Hanoi is home to eight newly designated national treasures

Among the eight newly recognized national treasures are five artifacts from the Thang Long Imperial Citadel, dating back to the 11th century.

Hanoi is home to eight new national treasures, among 29 artifacts nationwide that have been designated as national treasures following a decision signed by Deputy Prime Minister Tran Hong Ha on January 18.

The new national treasures include a 2,000-year-old bronze drum from the Dong Son culture and the gilded An Dan sword of Emperor Khai Dinh (1916-1925), which are kept at the Vietnam National History Museum in Hanoi. One national treasure belongs to the private collection of Nguyen Van Kinh: The Kinh Hoa Bronze Jar from the 2nd-3rd century BC.

 An architectural terracotta model from the early Le Dynasty has been declared a national treasure.

Five other artifacts preserved at the Thang Long-Ha Noi Heritage Conservation Centre have been awarded the title of National Treasure, including the La de Chim Phuong (Dragon with Bodhi Leaf) terracotta roof tile, an early Le dynasty architectural terracotta model, a pair of stone dragons on the stairs of Thuong Temple (Co Loa Citadel) from the Le Trung Hung (Restored Le) dynasty, the sword in the Tran dynasty (14th century) and palace access cards for imperial maids during the Early Le dynasty.

The city of Haiphong has three new national treasures: Dong Son bronze vases, around the 2nd and 1st centuries BC; brown flower ceramic vases of the 11th and 12th centuries; blue-grey ceramic incense burners under the reign of King Mac Mau Hop, 16th century.

The Tran Dynasty sword (14th century) is currently preserved in the Thang Long Imperial Citadel. 

The northern province of Hai Duong has a treasure set of Three Jewels Buddha statues at Con Son Pagoda, dating back to the reign of the Restored Le Dynasty; woodblocks from Tram Gian Pagoda, 17th-20th centuries; Hiep An brown flower pottery, Tran Dynasty, 13th-14th centuries.

The central province of Ninh Thuan has two treasures: the Phuoc Thien stele from the late 8th-early 9th century and the statue of King Po Klong Garai, the 16th-17th centuries.

Also listed are the Brahma My Son E1 relief sculpture, Shiva My Son statue, and Tra Kieu Apsara relief sculpture in Danang city.

Terracotta roof tile preserved in the Thang Long Imperial Citadel, depicting the symbol of the dragon decorated by the bodhi leaf. 

The title of national treasure has also been awarded to sets of ancient Khanh Son lithophones in Khanh Hoa Province, a collection of golden artifacts from the Oc Eo culture in Tra Vinh Province, a 9th-10th century bas-relief of the goddess Uma in Bac Lieu Province, and others.

Since 2012, a total of 294 objects and groups of artifacts have been declared national treasures.

According to the Law on Cultural Heritage, national treasures are inherited objects with extremely precious, rare, and typical values in terms of history, culture, and/or science.

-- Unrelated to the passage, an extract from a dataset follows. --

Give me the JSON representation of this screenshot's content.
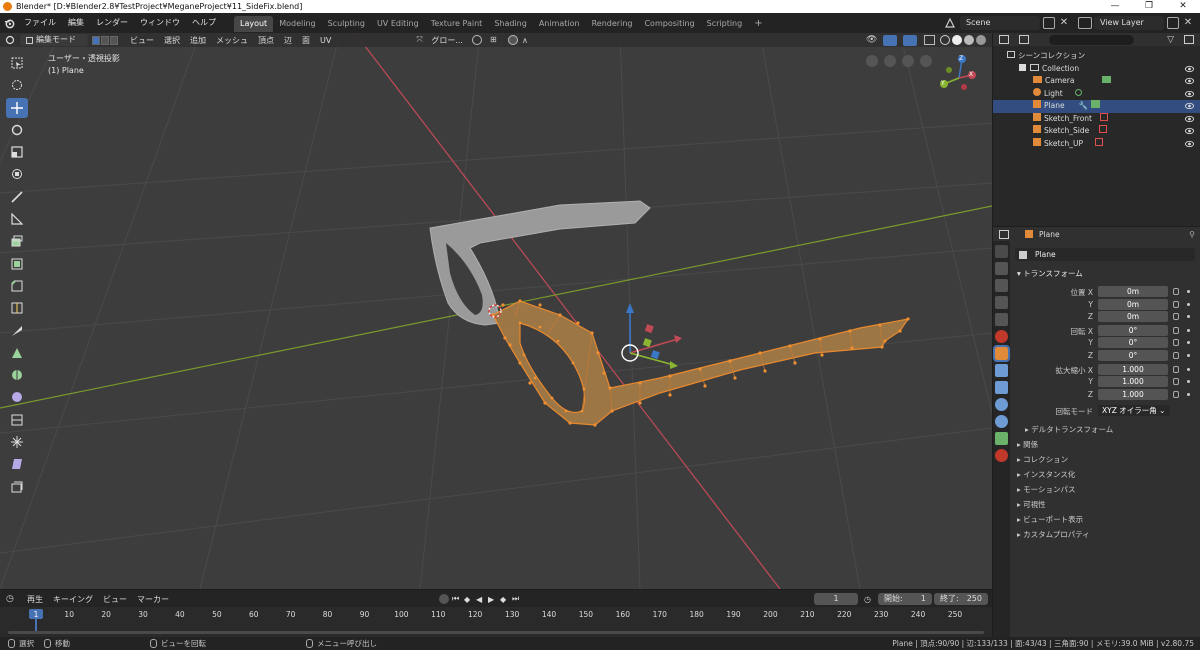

They must be original and unique in appearance, with special value related to a significant event in the country's history or the career of a national hero or outstanding person.

They also include works of art famous for their ideological, humane, or aesthetic values typical of a trend, style, or era. An outstanding invention of high practical value that promotes social development in a particular historical period may be included in the list, as may natural objects that illustrate the formation and development of the earth or nature.